    I wonder what putting this in a modified Bullpups Unlimited stock would do? Would that make this an AOW? Probably. Oy.

  • frank

    Here’s mine I built last year, removed the barrel lug and opted to weld it back on.

  • Drapetomanius

    I love these. Of course they are a compromise when compared to a shoulderable shotgun, but everything is a compromise. As a breaching tool, stash gun, bush pilot gun, etc. I think this is a valid option.

    Naysayers notwithstanding, this should be suitable for social work at conversational distances, and in a pinch I’ll bet I could take game with it to effect self rescue.

    That, and it would look cool as $%^# in a purpose built back scabbard, right next to a machete. Just one man’s dumb opinion.

    • avconsumer2

      Was thinkin’ motorcycle saddle bag holster. ;D

    • uisconfruzed

      Truck (confined space) gun

  • Roper1911

    I’m gonna buy one of these and SBS it with a standard stock.
    because I can.

    • Bill G

      The NSA is watching with baited breath.

  • Ben

    CA legal?

    • Cymond

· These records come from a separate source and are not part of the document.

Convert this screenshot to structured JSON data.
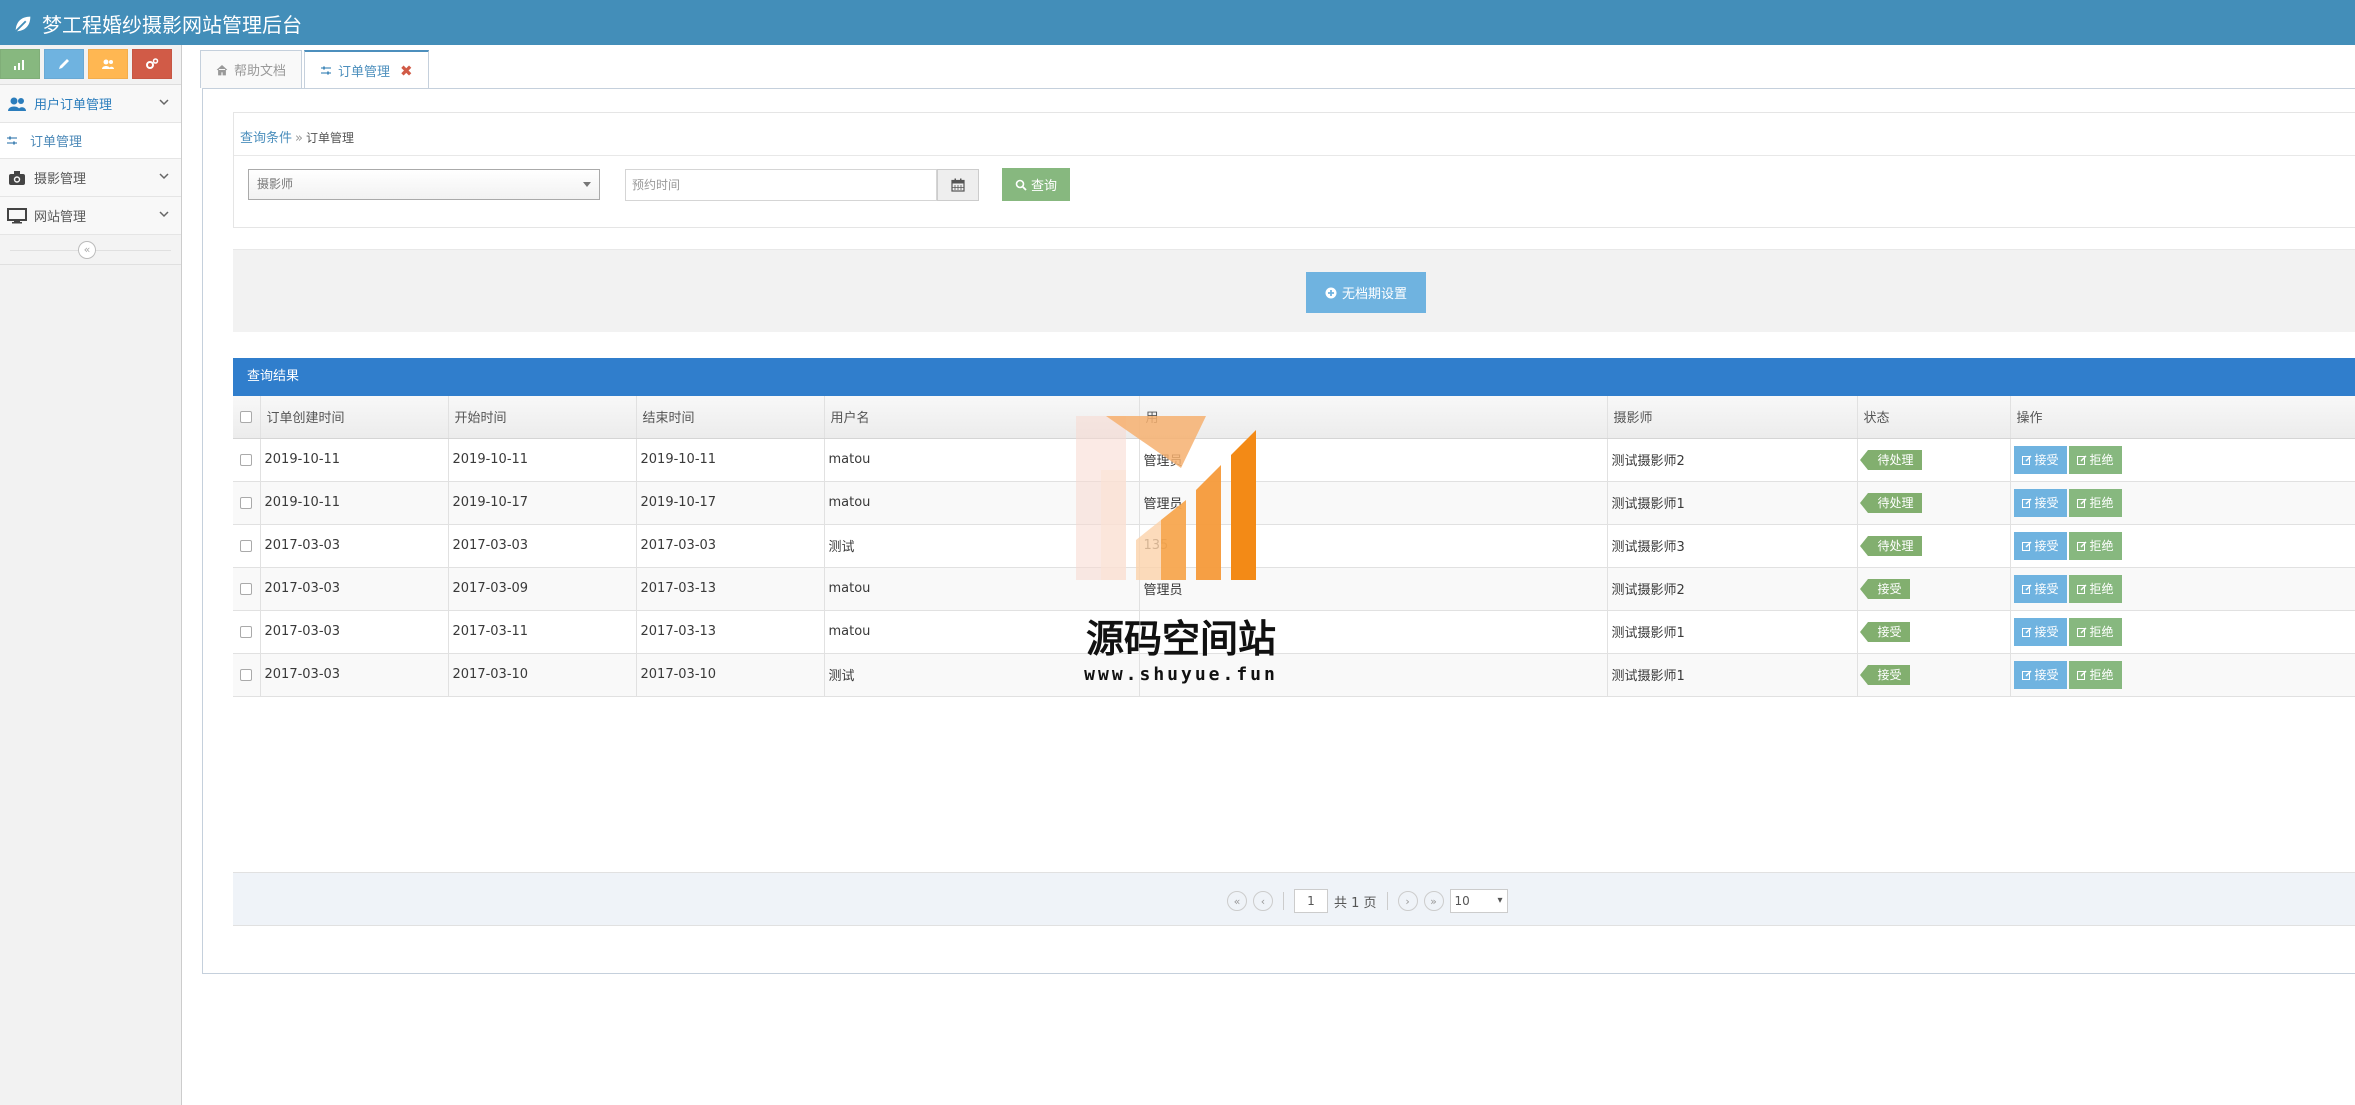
{
  "app": {
    "title": "梦工程婚纱摄影网站管理后台"
  },
  "sidebar": {
    "shortcuts": [
      {
        "name": "signal-icon",
        "color": "#87b87f"
      },
      {
        "name": "pencil-icon",
        "color": "#6fb3e0"
      },
      {
        "name": "users-icon",
        "color": "#ffb752"
      },
      {
        "name": "cogs-icon",
        "color": "#d15b47"
      }
    ],
    "menu": [
      {
        "label": "用户订单管理",
        "icon": "users-icon",
        "open": true,
        "children": [
          {
            "label": "订单管理",
            "icon": "sliders-icon"
          }
        ]
      },
      {
        "label": "摄影管理",
        "icon": "camera-icon"
      },
      {
        "label": "网站管理",
        "icon": "desktop-icon"
      }
    ],
    "collapse_glyph": "«"
  },
  "tabs": [
    {
      "label": "帮助文档",
      "icon": "home-icon",
      "active": false
    },
    {
      "label": "订单管理",
      "icon": "sliders-icon",
      "active": true,
      "close": "✖"
    }
  ],
  "query": {
    "breadcrumb": {
      "root": "查询条件",
      "sep": "»",
      "current": "订单管理"
    },
    "photographer_placeholder": "摄影师",
    "date_placeholder": "预约时间",
    "search_label": "查询"
  },
  "toolbar": {
    "schedule_label": "无档期设置"
  },
  "grid": {
    "title": "查询结果",
    "columns": [
      "订单创建时间",
      "开始时间",
      "结束时间",
      "用户名",
      "用",
      "摄影师",
      "状态",
      "操作"
    ],
    "rows": [
      {
        "created": "2019-10-11",
        "start": "2019-10-11",
        "end": "2019-10-11",
        "user": "matou",
        "col5": "管理员",
        "photographer": "测试摄影师2",
        "status": "待处理"
      },
      {
        "created": "2019-10-11",
        "start": "2019-10-17",
        "end": "2019-10-17",
        "user": "matou",
        "col5": "管理员",
        "photographer": "测试摄影师1",
        "status": "待处理"
      },
      {
        "created": "2017-03-03",
        "start": "2017-03-03",
        "end": "2017-03-03",
        "user": "测试",
        "col5": "135",
        "photographer": "测试摄影师3",
        "status": "待处理"
      },
      {
        "created": "2017-03-03",
        "start": "2017-03-09",
        "end": "2017-03-13",
        "user": "matou",
        "col5": "管理员",
        "photographer": "测试摄影师2",
        "status": "接受"
      },
      {
        "created": "2017-03-03",
        "start": "2017-03-11",
        "end": "2017-03-13",
        "user": "matou",
        "col5": "",
        "photographer": "测试摄影师1",
        "status": "接受"
      },
      {
        "created": "2017-03-03",
        "start": "2017-03-10",
        "end": "2017-03-10",
        "user": "测试",
        "col5": "",
        "photographer": "测试摄影师1",
        "status": "接受"
      }
    ],
    "actions": {
      "accept": "接受",
      "reject": "拒绝"
    }
  },
  "pager": {
    "current_page": "1",
    "total_text": "共 1 页",
    "rows_per_page": "10"
  },
  "watermark": {
    "text": "源码空间站",
    "url": "www.shuyue.fun"
  },
  "colors": {
    "navbar": "#438eb9",
    "grid_header": "#307ecc",
    "accent_blue": "#6fb3e0",
    "accent_green": "#87b87f",
    "status_green": "#82af6f"
  }
}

      Are you serious or trolling? If you have to ask about CA, the answer is almost always NO.

      And no, it’s not CA legal. CA defines ‘shotgun’ differently than federal law. You can’t have anything in CA that fires shotshells from a barrel less than 18″. You may notice that the Taurus Judge isn’t available in CA.

      • Ben

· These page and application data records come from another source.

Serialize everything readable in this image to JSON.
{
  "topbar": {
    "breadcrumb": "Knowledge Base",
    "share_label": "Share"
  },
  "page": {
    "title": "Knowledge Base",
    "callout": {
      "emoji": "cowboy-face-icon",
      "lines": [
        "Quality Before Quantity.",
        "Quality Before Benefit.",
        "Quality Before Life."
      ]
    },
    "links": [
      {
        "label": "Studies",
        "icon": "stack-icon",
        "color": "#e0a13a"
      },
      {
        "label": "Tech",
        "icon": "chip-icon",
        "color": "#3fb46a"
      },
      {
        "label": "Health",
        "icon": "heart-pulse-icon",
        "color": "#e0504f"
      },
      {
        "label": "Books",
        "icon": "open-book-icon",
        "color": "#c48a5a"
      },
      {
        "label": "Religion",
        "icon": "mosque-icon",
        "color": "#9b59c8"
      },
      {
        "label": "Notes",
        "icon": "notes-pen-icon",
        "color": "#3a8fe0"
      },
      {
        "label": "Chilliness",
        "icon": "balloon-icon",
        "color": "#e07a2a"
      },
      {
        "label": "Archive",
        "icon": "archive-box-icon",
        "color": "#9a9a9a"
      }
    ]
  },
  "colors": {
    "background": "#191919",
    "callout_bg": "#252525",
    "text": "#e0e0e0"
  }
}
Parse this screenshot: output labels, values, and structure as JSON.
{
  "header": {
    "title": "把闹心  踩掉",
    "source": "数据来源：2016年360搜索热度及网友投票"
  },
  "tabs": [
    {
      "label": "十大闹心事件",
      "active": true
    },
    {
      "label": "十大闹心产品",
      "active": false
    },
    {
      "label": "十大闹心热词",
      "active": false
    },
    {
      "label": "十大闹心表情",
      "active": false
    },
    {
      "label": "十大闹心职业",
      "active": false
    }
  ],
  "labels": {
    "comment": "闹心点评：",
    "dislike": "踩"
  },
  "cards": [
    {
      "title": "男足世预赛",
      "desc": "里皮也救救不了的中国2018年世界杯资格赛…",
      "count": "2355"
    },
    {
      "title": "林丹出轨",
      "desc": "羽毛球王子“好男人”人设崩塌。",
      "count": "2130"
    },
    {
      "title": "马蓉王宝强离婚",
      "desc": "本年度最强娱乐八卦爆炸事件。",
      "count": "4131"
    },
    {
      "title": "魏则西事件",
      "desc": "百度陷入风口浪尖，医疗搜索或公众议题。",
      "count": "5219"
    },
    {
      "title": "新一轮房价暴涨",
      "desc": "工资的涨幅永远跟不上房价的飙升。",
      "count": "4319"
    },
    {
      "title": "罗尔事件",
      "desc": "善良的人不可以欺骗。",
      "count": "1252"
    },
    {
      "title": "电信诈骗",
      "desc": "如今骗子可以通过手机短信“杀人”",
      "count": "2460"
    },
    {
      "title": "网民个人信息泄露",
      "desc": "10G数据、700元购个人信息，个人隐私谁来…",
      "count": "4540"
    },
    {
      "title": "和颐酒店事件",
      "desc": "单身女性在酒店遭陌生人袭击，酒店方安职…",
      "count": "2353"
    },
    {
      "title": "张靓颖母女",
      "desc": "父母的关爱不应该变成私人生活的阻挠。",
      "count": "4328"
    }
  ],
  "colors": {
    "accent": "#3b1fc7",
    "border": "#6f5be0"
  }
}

        You aren’t completely correct there. In the past you have been able to get the Serbu Super Shorty, as well as the Taurus Judge, as long as you do the transfer as an AOW. I think something about that changed this year though, and I’m not sure how AOWs work here anymore.

        • Cymond

          Yup, you’re right. I keep forgetting that AOWs are (were?) CA legal. I’m out of there now, so I don’t pay as much attention to them.

          It’s a bit ironic that Californians can own an AOW but not this.

  • Marty Ewer

    Thank you for the great writeup Nathan, Marty.

  • Anon. E Maus

    These are alright, but why hasn’t anyone done this with a double-barrel yet?

  • uisconfruzed

    Can we get one with a Winchester action?
    I’ve had Rem & Moss’s fail on me.

  • American Veteran

    Not so. There are plenty of “law ignorant” and “anti gun” LEOs in Dallas.

    • itsmefool

      But even more on either coast.

  • joedakota

    A friend and I both bought Mosseberg Mavericks on sale some years ago for under $200. They shoot 2 1/2″ 12 gauge shells, have legal 18″ barrels. As I have ample hunting shotguns this is a strictly a get the hell out my house gun. My friend immediately replaced his stock with a pistol grip. I kept mine stock with synthetic stock. The gun is not fun to shoot even with stock recoil pad, but with your heart at 150 beats per minute and adrenalin flooding your system who cares. I have shot the pistol grip only gun and did not like it, the recoil was hard on my wrist, hand and forearm, If I didn’t hit my target on the first shot, by the time I got everything back under control, I’d be a gonna. My advise would be to try before you buy, if you don’t have gorilla arms, or definitely need a short shotgun, this may not be the best choice.

  • cbunix23

    Know your state and local laws, those definitions will apply as well. I am not a lawyer, but my best guess is Ohio would classify this as a “sawed-off firearm” which is “dangerous ordnance” unless registered as NFA. PA would require this to be registered as NFA to be legal. TX requires minimum 18″ barrel on shotguns.

  • Mike

    Seems like you could put a Sig brace on one and maintain overall length while also having the use of that

  • Joseph Anthony

    Ok. Where can we get one? Enough “eye candy”…